This is AI generated summarization, which may have errors. For context, always refer to the full article.
MANILA, Philippines – There’s a lot of extra drama surrounding this year’s Huawei Mate phones as they’llbe the first actual flagships from the beleaguered Chinese brand to not carry a licensed version of Android.
Huawei has been under fire this year – more than most years – from the US government under suspicions of espionage, and facing indictments on technology theft and Iran trade sanctions violations. Huawei CFO Meng Wanzhou was arrested in December 2018 in Canada, where she and her team are currently battling extradition requests from the US. From a consumer perspective, the biggest hit came in May 2019 when the company was put in a trade entity list that prevents US companies from supplying Huawei – Google and its Android operating system included.

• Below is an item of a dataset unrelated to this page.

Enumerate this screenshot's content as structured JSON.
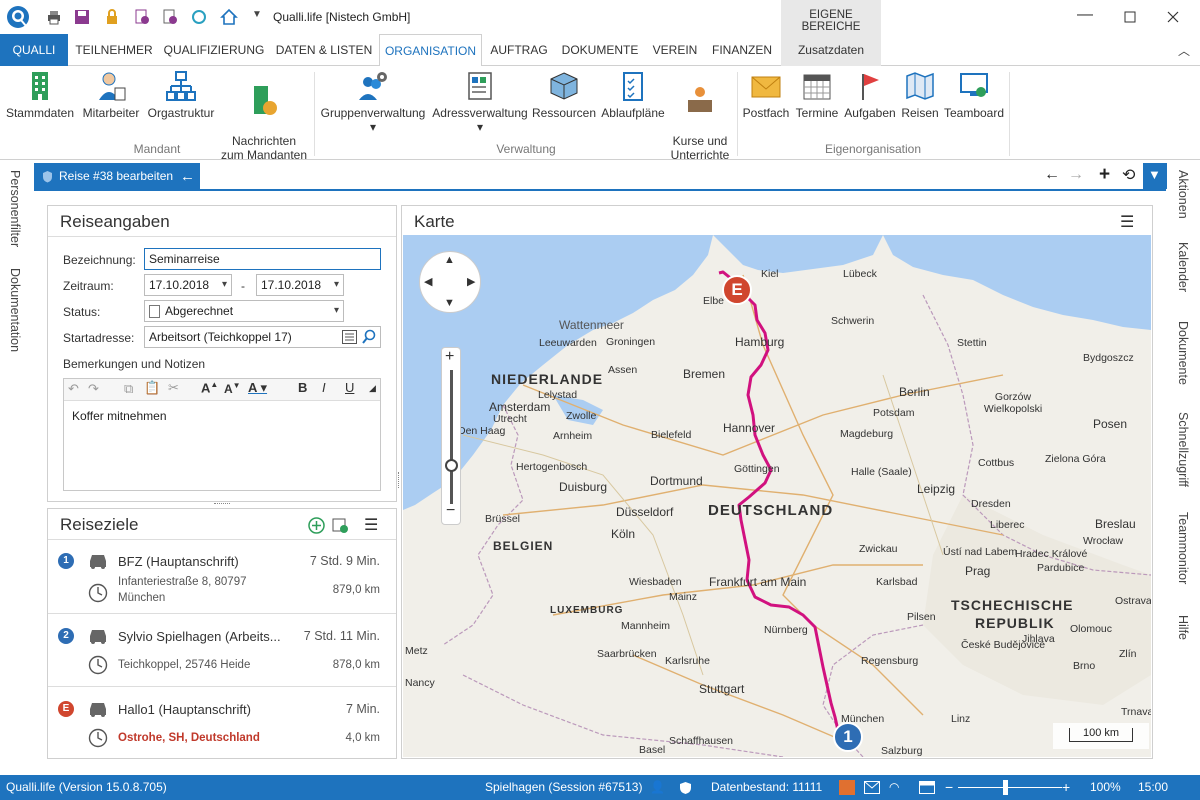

It is understood now that Huawei will most likely be launching the license-free, open-source version of Android with the new Mate phones. The open-source version lacks the newest security updates that the licensed version carries, and gets new features later. It will also not have the license for Google Mobile Services, the suite of apps that Android phone users everyday from mail to navigation and cloud services.
Huawei has been given two 90-day reprieves from the trade ban, with the latter expiring in November. However, the reprieves only apply to existing phones, meaning they still get the usual Android updates. The Mate 30 phones, being new, are not covered by the temporary lift.
Huawei has also developed its own Harmony operating system, but they’ve been clear that they’d prefer sticking to Android for the foreseeable future, and that Harmony is designed more for internet-of-things devices.
Huawei’s Mate 30 event should shed a light exactly on how the company, which soared to being the world’s number two smartphone maker in 2018, will attempt to move forward. – Rappler.com